# [WORK REQUEST]
Give every line of the data again, exactly.
Start of RECORDS FOR THIS EXERCISE
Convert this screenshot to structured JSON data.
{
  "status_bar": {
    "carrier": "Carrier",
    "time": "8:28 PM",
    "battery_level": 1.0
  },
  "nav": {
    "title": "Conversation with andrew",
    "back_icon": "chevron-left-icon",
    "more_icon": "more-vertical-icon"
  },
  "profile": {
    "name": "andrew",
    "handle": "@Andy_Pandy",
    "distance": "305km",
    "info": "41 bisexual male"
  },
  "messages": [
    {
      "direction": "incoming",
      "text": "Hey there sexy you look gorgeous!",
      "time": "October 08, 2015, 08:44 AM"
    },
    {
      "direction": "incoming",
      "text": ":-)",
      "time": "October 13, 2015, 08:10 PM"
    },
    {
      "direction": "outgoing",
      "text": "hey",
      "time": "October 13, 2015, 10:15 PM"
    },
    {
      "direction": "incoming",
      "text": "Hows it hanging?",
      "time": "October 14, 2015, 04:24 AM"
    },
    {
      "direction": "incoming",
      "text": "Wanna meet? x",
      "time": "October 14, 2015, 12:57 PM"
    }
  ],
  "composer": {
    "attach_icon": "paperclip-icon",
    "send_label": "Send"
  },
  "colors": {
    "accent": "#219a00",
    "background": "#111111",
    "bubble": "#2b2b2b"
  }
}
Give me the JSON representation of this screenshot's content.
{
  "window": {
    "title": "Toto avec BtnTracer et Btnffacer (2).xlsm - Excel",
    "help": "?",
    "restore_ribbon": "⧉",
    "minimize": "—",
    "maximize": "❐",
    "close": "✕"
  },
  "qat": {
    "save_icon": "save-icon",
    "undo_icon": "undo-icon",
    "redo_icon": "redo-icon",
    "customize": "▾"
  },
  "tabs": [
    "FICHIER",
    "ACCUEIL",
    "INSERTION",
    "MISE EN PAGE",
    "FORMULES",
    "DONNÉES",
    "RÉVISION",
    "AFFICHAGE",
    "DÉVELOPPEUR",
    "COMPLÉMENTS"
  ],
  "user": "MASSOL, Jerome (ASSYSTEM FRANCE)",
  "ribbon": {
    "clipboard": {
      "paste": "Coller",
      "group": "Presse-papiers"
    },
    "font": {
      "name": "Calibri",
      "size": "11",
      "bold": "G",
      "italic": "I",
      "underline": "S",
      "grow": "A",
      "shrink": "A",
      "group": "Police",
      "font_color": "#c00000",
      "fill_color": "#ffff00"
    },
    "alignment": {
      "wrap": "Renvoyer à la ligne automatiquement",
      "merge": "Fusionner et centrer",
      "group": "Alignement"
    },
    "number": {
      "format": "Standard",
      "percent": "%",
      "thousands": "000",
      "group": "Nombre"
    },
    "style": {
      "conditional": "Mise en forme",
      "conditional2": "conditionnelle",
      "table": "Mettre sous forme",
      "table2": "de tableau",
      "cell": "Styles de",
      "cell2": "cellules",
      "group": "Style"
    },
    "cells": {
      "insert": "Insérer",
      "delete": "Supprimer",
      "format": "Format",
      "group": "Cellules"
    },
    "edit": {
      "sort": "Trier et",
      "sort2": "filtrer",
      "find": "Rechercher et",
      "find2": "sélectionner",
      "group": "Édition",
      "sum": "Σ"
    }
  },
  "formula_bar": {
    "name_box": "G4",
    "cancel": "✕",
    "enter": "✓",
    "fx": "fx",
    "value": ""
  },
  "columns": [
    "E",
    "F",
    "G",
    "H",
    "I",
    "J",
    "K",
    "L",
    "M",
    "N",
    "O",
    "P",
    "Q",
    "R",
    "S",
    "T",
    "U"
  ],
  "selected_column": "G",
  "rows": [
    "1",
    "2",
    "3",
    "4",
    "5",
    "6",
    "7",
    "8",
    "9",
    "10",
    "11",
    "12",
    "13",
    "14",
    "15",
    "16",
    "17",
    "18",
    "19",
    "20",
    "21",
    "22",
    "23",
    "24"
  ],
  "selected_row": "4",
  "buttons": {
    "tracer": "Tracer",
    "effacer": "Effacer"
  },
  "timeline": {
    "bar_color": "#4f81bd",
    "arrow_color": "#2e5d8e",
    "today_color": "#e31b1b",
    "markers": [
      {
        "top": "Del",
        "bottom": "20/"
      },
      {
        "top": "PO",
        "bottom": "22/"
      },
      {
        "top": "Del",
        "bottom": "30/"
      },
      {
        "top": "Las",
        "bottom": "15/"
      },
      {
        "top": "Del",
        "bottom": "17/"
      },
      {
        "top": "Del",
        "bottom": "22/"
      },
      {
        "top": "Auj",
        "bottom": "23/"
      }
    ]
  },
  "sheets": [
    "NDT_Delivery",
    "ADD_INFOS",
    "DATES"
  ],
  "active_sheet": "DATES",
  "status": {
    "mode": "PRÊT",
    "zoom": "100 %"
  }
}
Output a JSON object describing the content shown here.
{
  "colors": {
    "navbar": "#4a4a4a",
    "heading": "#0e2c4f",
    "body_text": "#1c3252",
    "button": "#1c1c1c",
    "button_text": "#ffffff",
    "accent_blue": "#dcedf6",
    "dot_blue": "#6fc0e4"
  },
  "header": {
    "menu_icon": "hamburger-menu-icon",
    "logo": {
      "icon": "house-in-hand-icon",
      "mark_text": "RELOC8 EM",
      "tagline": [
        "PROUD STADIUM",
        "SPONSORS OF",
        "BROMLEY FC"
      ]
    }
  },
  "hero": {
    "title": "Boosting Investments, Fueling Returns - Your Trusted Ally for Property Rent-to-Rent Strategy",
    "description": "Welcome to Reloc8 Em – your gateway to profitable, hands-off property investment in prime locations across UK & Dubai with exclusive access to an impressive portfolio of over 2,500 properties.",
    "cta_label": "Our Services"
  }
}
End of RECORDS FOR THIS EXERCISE
# [WRITTEN ANSWER]
Convert this screenshot to structured JSON data.
{
  "status_bar": {
    "carrier": "Carrier",
    "time": "8:28 PM",
    "battery_level": 1.0
  },
  "nav": {
    "title": "Conversation with andrew",
    "back_icon": "chevron-left-icon",
    "more_icon": "more-vertical-icon"
  },
  "profile": {
    "name": "andrew",
    "handle": "@Andy_Pandy",
    "distance": "305km",
    "info": "41 bisexual male"
  },
  "messages": [
    {
      "direction": "incoming",
      "text": "Hey there sexy you look gorgeous!",
      "time": "October 08, 2015, 08:44 AM"
    },
    {
      "direction": "incoming",
      "text": ":-)",
      "time": "October 13, 2015, 08:10 PM"
    },
    {
      "direction": "outgoing",
      "text": "hey",
      "time": "October 13, 2015, 10:15 PM"
    },
    {
      "direction": "incoming",
      "text": "Hows it hanging?",
      "time": "October 14, 2015, 04:24 AM"
    },
    {
      "direction": "incoming",
      "text": "Wanna meet? x",
      "time": "October 14, 2015, 12:57 PM"
    }
  ],
  "composer": {
    "attach_icon": "paperclip-icon",
    "send_label": "Send"
  },
  "colors": {
    "accent": "#219a00",
    "background": "#111111",
    "bubble": "#2b2b2b"
  }
}
Give me the JSON representation of this screenshot's content.
{
  "window": {
    "title": "Toto avec BtnTracer et Btnffacer (2).xlsm - Excel",
    "help": "?",
    "restore_ribbon": "⧉",
    "minimize": "—",
    "maximize": "❐",
    "close": "✕"
  },
  "qat": {
    "save_icon": "save-icon",
    "undo_icon": "undo-icon",
    "redo_icon": "redo-icon",
    "customize": "▾"
  },
  "tabs": [
    "FICHIER",
    "ACCUEIL",
    "INSERTION",
    "MISE EN PAGE",
    "FORMULES",
    "DONNÉES",
    "RÉVISION",
    "AFFICHAGE",
    "DÉVELOPPEUR",
    "COMPLÉMENTS"
  ],
  "user": "MASSOL, Jerome (ASSYSTEM FRANCE)",
  "ribbon": {
    "clipboard": {
      "paste": "Coller",
      "group": "Presse-papiers"
    },
    "font": {
      "name": "Calibri",
      "size": "11",
      "bold": "G",
      "italic": "I",
      "underline": "S",
      "grow": "A",
      "shrink": "A",
      "group": "Police",
      "font_color": "#c00000",
      "fill_color": "#ffff00"
    },
    "alignment": {
      "wrap": "Renvoyer à la ligne automatiquement",
      "merge": "Fusionner et centrer",
      "group": "Alignement"
    },
    "number": {
      "format": "Standard",
      "percent": "%",
      "thousands": "000",
      "group": "Nombre"
    },
    "style": {
      "conditional": "Mise en forme",
      "conditional2": "conditionnelle",
      "table": "Mettre sous forme",
      "table2": "de tableau",
      "cell": "Styles de",
      "cell2": "cellules",
      "group": "Style"
    },
    "cells": {
      "insert": "Insérer",
      "delete": "Supprimer",
      "format": "Format",
      "group": "Cellules"
    },
    "edit": {
      "sort": "Trier et",
      "sort2": "filtrer",
      "find": "Rechercher et",
      "find2": "sélectionner",
      "group": "Édition",
      "sum": "Σ"
    }
  },
  "formula_bar": {
    "name_box": "G4",
    "cancel": "✕",
    "enter": "✓",
    "fx": "fx",
    "value": ""
  },
  "columns": [
    "E",
    "F",
    "G",
    "H",
    "I",
    "J",
    "K",
    "L",
    "M",
    "N",
    "O",
    "P",
    "Q",
    "R",
    "S",
    "T",
    "U"
  ],
  "selected_column": "G",
  "rows": [
    "1",
    "2",
    "3",
    "4",
    "5",
    "6",
    "7",
    "8",
    "9",
    "10",
    "11",
    "12",
    "13",
    "14",
    "15",
    "16",
    "17",
    "18",
    "19",
    "20",
    "21",
    "22",
    "23",
    "24"
  ],
  "selected_row": "4",
  "buttons": {
    "tracer": "Tracer",
    "effacer": "Effacer"
  },
  "timeline": {
    "bar_color": "#4f81bd",
    "arrow_color": "#2e5d8e",
    "today_color": "#e31b1b",
    "markers": [
      {
        "top": "Del",
        "bottom": "20/"
      },
      {
        "top": "PO",
        "bottom": "22/"
      },
      {
        "top": "Del",
        "bottom": "30/"
      },
      {
        "top": "Las",
        "bottom": "15/"
      },
      {
        "top": "Del",
        "bottom": "17/"
      },
      {
        "top": "Del",
        "bottom": "22/"
      },
      {
        "top": "Auj",
        "bottom": "23/"
      }
    ]
  },
  "sheets": [
    "NDT_Delivery",
    "ADD_INFOS",
    "DATES"
  ],
  "active_sheet": "DATES",
  "status": {
    "mode": "PRÊT",
    "zoom": "100 %"
  }
}
Output a JSON object describing the content shown here.
{
  "colors": {
    "navbar": "#4a4a4a",
    "heading": "#0e2c4f",
    "body_text": "#1c3252",
    "button": "#1c1c1c",
    "button_text": "#ffffff",
    "accent_blue": "#dcedf6",
    "dot_blue": "#6fc0e4"
  },
  "header": {
    "menu_icon": "hamburger-menu-icon",
    "logo": {
      "icon": "house-in-hand-icon",
      "mark_text": "RELOC8 EM",
      "tagline": [
        "PROUD STADIUM",
        "SPONSORS OF",
        "BROMLEY FC"
      ]
    }
  },
  "hero": {
    "title": "Boosting Investments, Fueling Returns - Your Trusted Ally for Property Rent-to-Rent Strategy",
    "description": "Welcome to Reloc8 Em – your gateway to profitable, hands-off property investment in prime locations across UK & Dubai with exclusive access to an impressive portfolio of over 2,500 properties.",
    "cta_label": "Our Services"
  }
}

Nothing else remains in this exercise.